* **Problem to work on**: Scan the data, and whenever a line contains "stir", copy it.

•••

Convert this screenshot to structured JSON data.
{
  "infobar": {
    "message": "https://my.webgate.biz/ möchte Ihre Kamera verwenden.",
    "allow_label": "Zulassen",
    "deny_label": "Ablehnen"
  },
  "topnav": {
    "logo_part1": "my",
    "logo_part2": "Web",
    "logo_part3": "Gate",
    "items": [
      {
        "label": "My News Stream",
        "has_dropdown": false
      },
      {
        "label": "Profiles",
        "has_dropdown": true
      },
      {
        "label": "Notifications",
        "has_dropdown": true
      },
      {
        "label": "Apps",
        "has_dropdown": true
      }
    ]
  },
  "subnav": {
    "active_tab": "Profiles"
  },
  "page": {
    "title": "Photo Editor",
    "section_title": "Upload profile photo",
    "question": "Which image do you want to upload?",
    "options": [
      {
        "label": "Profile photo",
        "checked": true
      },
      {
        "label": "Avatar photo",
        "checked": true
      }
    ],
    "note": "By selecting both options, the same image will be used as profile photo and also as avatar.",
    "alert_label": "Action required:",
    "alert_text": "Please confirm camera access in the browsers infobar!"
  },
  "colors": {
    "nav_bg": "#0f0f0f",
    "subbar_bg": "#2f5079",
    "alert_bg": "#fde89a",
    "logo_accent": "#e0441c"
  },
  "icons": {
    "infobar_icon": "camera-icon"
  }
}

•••

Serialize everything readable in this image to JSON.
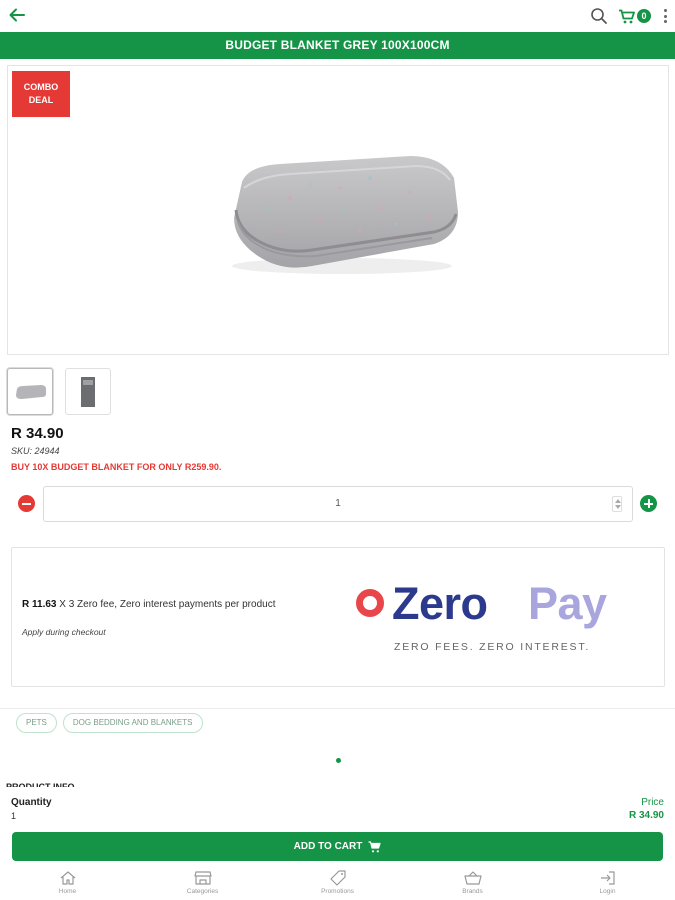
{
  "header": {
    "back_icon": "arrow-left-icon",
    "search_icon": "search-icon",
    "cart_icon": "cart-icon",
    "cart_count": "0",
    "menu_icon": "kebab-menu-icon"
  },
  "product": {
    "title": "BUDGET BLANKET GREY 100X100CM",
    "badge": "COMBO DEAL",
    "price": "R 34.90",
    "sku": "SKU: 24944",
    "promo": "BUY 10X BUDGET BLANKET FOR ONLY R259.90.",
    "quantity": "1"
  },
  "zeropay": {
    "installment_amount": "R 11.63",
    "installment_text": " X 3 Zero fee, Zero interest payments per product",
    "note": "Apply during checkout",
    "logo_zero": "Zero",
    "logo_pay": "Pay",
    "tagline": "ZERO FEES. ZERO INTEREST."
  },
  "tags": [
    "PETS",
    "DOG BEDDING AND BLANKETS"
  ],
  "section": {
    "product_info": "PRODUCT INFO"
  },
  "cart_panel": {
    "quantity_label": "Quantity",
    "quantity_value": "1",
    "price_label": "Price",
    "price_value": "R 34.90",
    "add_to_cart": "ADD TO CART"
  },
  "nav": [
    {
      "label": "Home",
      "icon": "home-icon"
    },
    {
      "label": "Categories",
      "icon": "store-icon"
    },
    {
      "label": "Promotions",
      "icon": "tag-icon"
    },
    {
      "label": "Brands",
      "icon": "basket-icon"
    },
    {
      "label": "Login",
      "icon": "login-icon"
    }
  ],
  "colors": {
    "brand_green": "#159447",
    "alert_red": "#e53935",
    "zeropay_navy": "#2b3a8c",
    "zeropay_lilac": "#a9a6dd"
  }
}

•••

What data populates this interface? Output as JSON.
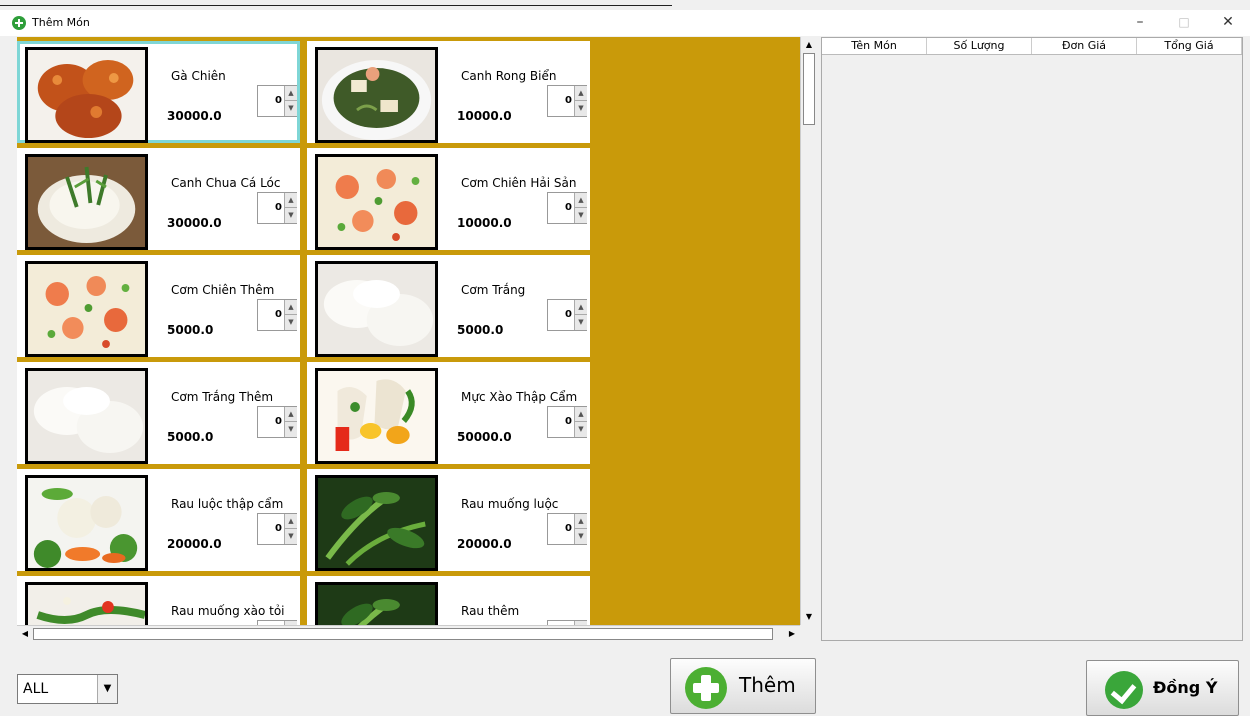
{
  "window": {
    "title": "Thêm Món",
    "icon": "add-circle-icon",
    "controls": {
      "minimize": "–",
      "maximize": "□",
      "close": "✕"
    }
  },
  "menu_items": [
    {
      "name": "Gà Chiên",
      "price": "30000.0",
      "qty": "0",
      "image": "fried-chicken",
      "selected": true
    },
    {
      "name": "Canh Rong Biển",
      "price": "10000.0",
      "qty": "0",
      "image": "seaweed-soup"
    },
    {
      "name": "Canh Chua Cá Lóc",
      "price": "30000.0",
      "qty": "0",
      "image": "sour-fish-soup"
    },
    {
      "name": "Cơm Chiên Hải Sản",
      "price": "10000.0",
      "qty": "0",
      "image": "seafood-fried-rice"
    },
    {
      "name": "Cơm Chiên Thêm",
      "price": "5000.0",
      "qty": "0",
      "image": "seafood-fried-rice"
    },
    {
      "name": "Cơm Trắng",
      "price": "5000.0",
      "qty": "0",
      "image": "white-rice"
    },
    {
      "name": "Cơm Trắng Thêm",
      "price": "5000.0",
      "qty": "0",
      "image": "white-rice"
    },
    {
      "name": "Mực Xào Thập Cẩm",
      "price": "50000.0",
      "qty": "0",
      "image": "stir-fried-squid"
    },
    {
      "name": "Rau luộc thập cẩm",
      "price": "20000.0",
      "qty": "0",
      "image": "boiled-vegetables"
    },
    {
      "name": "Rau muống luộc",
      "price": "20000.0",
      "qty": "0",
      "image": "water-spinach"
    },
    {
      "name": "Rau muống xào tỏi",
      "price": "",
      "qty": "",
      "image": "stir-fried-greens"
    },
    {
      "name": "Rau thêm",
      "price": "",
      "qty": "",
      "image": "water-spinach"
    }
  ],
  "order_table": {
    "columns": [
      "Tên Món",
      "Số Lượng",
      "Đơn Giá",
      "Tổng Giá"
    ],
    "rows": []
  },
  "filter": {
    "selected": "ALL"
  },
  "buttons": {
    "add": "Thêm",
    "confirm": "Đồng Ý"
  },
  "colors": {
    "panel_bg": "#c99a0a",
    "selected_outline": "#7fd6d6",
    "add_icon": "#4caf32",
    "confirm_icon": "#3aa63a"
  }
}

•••

* **Response below**:
      "image": "stir-fried-squid"
      "image": "stir-fried-greens"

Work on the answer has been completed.